The IBA is situated in southern Lao P.D.R., and comprises the upper Xe Khaman, its major tributaries and adjacent areas of natural habitat on both sides of the river. The section of the Xe Khaman within the IBA forms the north-western boundary of Dong Ampham National Protected Area, and parts of the IBA to the south-east of the river are included within this national protected area. In addition, part of IBA to the north-west of the river lies within Phou Khathong proposed nature reserve. The topography of the IBA is predominantly flat or gently sloping. Large tracts of relatively undisturbed old-growth semi-evergreen forest remain north of the Xe Khaman and in the valley of the Nam Kamah. However, small patches of secondary regrowth following shifting cultivation can be found in the Nam Kamah floodplain (Davidson et al. 1997). The relatively intact riverine habitats within the IBA are important for Lesser Fish Eagle Ichthyophaga humilis and, most significantly, Masked Finfoot Heliopais personata. The IBA also supports populations of Siamese Fireback Lophura diardi, Red-collared Woodpecker Picus rabieri, Great Hornbill Buceros bicornis, Brown Hornbill Anorrhinus tickelli and Grey-faced Tit Babbler Macronous kelleyi. For some of these species, maintenance of contiguous areas of natural habitat, including within Dong Ampham IBA (LA012), may be essential to their long-term conservation in this IBA. In addition, White-winged Duck Cairina scutulata is reported to occur at the IBA, although, given the availability of suitable habitat, it is unlikely that the IBA supports a significant population. Furthermore, the IBA is believed to support a significant population of a gibbon species Hylobates sp., and Siamese Crocodile Crocodylus siamensis is reported to occur along the Xe Khaman (Davidson et al. 1997).
Apart from the proposed dam construction, it seems there are not any recent major threats to bird species in the IBA. The human population density in the area is low. However, their settlements in the area that expand unchecked can create many problems to biodiversity at the site (Davidson et al. 1997).
Non-bird biodiversity: Davidson et al. (1997) recorded four species of important fauna: Sunda Pangolin M. javanica, Oriental Small-clawed Otter A. cinerea, Leopard Cat P. bengalensis and Tiger P. tigris. Three species of important fauna were also reported and believed to occur in the area: Sun Bear U. malayanus, Golden Cat C. temminckii, Leopard P. pardus.Davidson et al. (1997) observed four species of primate: Slow Loris Nycticebus coucang, Rhesus/Long-tailed Macaque Macaca mulatta/fascicularis, Silvered Langur Semnopithecus cristatus, Yellow-cheeked Crested Gibbon Hylobates gabriellae. And one species of primate was reported occur: Douc Langur Pygathrix nemaeus.Davidson et al. (1997) reported that Siamese Crocodile Crocodylus siamensis was sighted twice in 1996.Davidson et al. (1997) reported that Gaur Bos gaurus still persist in the area and small number of Asian Elephant Elephas maximus were observed.

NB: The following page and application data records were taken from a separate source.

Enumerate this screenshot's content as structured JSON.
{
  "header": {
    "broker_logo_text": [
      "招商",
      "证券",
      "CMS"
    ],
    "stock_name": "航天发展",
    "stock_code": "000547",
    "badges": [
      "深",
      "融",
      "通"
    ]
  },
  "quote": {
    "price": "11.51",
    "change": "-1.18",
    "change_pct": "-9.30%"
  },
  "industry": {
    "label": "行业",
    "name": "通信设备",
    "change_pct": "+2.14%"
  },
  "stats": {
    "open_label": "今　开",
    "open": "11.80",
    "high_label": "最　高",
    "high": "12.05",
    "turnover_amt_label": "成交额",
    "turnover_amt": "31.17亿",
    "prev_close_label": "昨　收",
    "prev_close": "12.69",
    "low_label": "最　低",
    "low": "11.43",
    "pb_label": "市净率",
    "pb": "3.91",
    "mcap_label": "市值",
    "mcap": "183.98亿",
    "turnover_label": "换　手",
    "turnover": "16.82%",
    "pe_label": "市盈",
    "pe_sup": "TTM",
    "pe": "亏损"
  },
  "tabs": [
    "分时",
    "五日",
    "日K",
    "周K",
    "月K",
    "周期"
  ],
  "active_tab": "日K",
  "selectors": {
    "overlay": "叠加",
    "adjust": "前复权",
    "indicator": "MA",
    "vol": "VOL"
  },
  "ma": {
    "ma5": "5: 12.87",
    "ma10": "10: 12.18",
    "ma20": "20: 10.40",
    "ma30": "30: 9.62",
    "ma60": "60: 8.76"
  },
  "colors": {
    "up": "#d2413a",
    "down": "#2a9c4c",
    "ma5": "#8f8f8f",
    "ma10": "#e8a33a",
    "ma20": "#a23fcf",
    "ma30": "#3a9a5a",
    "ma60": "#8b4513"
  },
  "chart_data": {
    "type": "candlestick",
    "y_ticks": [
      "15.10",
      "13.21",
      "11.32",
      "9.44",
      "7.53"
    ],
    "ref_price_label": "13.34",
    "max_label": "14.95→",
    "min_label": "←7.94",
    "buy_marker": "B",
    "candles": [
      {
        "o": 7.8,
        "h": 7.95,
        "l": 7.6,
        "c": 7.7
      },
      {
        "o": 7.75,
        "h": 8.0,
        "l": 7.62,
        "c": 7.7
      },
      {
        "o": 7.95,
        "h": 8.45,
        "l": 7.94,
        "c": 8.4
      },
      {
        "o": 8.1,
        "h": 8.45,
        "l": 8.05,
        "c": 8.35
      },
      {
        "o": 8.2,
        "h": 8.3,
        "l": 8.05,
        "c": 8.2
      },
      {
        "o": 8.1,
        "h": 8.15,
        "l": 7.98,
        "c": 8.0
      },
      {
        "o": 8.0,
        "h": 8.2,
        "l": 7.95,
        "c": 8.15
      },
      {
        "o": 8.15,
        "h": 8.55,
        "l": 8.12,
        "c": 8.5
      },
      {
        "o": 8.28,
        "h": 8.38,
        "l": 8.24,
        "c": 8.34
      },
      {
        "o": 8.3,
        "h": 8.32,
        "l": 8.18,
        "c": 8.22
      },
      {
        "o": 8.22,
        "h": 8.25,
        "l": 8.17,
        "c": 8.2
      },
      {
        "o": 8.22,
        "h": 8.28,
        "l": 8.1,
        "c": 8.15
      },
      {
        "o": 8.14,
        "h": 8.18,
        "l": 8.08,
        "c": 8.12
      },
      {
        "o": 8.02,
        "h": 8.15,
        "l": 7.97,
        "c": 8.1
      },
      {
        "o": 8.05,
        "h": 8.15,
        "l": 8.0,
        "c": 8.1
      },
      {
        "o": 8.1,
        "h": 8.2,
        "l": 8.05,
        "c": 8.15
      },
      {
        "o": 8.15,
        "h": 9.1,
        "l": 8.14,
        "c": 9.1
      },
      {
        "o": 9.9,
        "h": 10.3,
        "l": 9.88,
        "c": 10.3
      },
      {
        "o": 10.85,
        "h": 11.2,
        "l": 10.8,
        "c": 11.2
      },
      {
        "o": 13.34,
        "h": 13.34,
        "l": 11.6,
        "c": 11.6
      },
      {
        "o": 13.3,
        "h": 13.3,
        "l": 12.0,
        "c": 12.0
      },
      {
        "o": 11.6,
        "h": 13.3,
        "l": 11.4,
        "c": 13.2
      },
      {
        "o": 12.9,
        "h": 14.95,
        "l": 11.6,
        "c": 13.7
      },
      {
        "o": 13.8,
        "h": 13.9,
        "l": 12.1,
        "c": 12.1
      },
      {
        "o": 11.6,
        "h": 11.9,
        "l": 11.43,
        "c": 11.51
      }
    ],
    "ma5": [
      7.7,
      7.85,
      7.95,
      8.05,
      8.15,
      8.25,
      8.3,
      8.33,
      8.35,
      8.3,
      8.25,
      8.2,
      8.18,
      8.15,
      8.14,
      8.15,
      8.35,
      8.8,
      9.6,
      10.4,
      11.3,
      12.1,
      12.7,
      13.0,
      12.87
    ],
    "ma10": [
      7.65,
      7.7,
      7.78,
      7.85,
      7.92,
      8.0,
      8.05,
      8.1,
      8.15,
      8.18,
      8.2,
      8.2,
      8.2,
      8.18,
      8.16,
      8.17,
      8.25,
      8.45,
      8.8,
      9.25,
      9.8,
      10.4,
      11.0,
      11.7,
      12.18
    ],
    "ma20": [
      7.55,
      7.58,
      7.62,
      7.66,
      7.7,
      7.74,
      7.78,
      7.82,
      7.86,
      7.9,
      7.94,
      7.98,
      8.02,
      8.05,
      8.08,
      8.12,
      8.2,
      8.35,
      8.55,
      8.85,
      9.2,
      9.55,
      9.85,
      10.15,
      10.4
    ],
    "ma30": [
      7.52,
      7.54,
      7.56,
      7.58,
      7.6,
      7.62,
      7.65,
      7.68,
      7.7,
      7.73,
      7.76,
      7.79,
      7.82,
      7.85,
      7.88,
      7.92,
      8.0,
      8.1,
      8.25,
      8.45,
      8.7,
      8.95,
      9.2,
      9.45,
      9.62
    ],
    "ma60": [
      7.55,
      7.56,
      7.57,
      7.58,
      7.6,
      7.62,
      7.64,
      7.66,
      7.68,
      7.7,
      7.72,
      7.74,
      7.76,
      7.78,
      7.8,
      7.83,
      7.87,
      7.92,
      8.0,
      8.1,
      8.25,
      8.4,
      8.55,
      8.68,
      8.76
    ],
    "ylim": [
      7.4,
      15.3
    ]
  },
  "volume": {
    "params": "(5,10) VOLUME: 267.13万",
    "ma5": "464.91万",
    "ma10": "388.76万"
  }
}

Pressure/threats to key biodiversity
Currently, the main threats to biodiversity at the IBA are habitat loss through swidden agriculture and hunting to supply the wildlife trade. The biggest potential threat is a proposal to build a hydropower dam on the Xe Khaman, which would inundate much of the mature forest within the IBA. Another conservation issue is that the Xe Khaman forms the boundary of Dong Ampham Protected Area, and only habitats on the eastern side of the river are afforded protection by this protected area. Habitats on the western side of the river are, however, included within Phou Kathong proposed protected area. It is important to protect habitat on both sides of the river in order to conserve populations of key riverine species, such as Masked Finfoot and Lesser Fish Eagle (Davidson et al. 1997).
The Phou Kathong proposed Protected Area joined the western side of Dong Ampham Protected Area. The IBA covers both the Phou Kathong Proposed Protected Area and Dong Ampham Protected Area. In the IBA area Xe Kaman is acted as a border line between the Proposed Protected Area and the Protected Area.
BirdLife International (2020) Important Bird Areas factsheet: Upper Xe Kaman. Downloaded from
http://www.birdlife.org on 25/01/2020.